The Wat Si Chum temple, located in the north zone of the Sukhothai Historical Park outside the walled city, is known for its mondop with a large image of the Buddha partially visible from outside. The temple’s name translates to “temple of the Bodhi tree.” Bodhi trees can be found in many temples throughout Thailand because it was under a Bodhi tree that the Buddha attained enlightenment. An ancient stone inscription discovered in the mondop of Wat Si Chum provides information about the Sukhothai Kingdom’s founding.
A mondop and a viharn are part of the 13th-century temple. In front of the mondop stands the viharn, or assembly hall, of which only the base and rows of pillars remain.
Phra Achana Buddha image
The roofless mondop structure houses a massive Sukhothai-style Buddha image known as Phra Achana. The brick stuccoed idea is in the Subduing Mara mudra, also known as Bhumisparsha or “calling the Earth to witness.”
The Phra Achana is Sukhothai’s largest Buddha image, standing 15 meters tall and 11 meters wide. The Sukhothai-style image with a serene facial expression takes up the entire interior space of the mondop. The image can be seen from the outside through an opening in the center of the mondop that shrinks in size towards the top.
“He who is not afraid,” says Phra Achana. The name of the image is derived from a stone inscription discovered during excavations at Wat Si Chum. The image’s right hand is covered in gold leaf, which was applied by Buddhist devotees who came to pay their respects to the Buddha. The Thai Fine Arts Department restored the image in the 1950s.
Slate slabs engraved with scenes from the Jataka tales
The roof of the mondops building is crumbling to pieces. Hidden within the mondop’s three-meter-thick walls is a stairway leading to the building’s summit (off-limits to visitors). Scenes from the Jataka tales, stories about the Buddha’s past lives, were engraved in slate slabs and hung from the stairwell ceiling in the 14th century. Those interested in learning more about Buddhism could make their way up the winding staircase and study the various depictions of the religion’s teachings. The slabs have been relocated to the Ramkhamhaeng National Museum for safekeeping.

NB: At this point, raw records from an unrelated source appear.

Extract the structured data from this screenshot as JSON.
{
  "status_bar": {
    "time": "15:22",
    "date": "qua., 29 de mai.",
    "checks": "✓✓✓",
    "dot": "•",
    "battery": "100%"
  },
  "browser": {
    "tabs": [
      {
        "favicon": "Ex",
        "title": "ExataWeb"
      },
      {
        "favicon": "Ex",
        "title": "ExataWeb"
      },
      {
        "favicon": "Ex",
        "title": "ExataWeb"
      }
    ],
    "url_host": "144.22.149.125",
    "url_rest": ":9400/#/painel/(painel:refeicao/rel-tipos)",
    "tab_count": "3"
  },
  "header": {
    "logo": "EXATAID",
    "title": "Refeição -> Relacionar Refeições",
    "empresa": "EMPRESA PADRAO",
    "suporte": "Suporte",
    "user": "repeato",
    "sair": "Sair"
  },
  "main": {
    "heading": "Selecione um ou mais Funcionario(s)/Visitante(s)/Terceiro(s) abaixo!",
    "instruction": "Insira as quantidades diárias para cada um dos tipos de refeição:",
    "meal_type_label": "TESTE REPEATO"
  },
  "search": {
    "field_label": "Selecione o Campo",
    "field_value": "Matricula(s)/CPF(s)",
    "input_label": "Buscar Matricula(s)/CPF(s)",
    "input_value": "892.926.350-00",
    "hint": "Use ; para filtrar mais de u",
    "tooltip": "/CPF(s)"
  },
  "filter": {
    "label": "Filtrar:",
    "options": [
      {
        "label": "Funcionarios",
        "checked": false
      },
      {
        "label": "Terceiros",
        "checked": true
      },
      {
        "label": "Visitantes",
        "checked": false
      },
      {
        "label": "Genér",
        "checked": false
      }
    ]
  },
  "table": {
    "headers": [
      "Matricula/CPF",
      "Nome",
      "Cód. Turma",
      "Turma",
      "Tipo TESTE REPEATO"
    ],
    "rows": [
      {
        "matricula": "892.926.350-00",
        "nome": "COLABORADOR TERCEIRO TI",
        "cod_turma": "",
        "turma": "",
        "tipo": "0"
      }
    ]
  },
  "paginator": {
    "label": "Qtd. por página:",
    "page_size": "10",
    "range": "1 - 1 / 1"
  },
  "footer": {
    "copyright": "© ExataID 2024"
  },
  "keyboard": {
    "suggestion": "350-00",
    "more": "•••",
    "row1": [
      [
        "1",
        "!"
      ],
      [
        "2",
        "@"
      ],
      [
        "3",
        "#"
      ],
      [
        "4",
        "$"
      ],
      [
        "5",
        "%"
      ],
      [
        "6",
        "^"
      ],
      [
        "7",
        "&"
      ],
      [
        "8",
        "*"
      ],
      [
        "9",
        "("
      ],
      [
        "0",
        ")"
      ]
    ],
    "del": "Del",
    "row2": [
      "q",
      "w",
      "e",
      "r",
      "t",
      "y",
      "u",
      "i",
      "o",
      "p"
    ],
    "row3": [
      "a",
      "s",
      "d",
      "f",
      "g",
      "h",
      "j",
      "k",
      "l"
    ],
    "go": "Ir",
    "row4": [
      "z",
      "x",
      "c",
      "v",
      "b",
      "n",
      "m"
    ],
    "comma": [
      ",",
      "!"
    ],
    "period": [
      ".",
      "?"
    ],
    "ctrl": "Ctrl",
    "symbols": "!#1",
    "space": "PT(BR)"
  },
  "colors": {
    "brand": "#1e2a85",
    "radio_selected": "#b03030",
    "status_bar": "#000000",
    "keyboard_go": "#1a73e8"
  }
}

Legend of the speaking Buddha image
The image of Phra Achana is also referred to as “the speaking Buddha,” which is the translation of its other name, Phra Pood Dai. A significant number of wars were fought with the Burmese during the reign of King Naresuan, which took place in the second half of the 16th century.
There was a time before a battle when the King wanted to boost the morale of his troops, according to a legend. On his orders, one of his soldiers climbed the confined staircase inside the mondo that enshrined the Buddha image. The other soldiers were unaware of the ascent, so the soldier was able to deliver a speech to the other soldiers. The confined space had poor acoustics, and the fact that the person speaking could not be seen led the soldiers to believe that an image of the Buddha was the one who was communicating with them. According to a different legend, the Burmese armies ran away in terror when they got close to the image.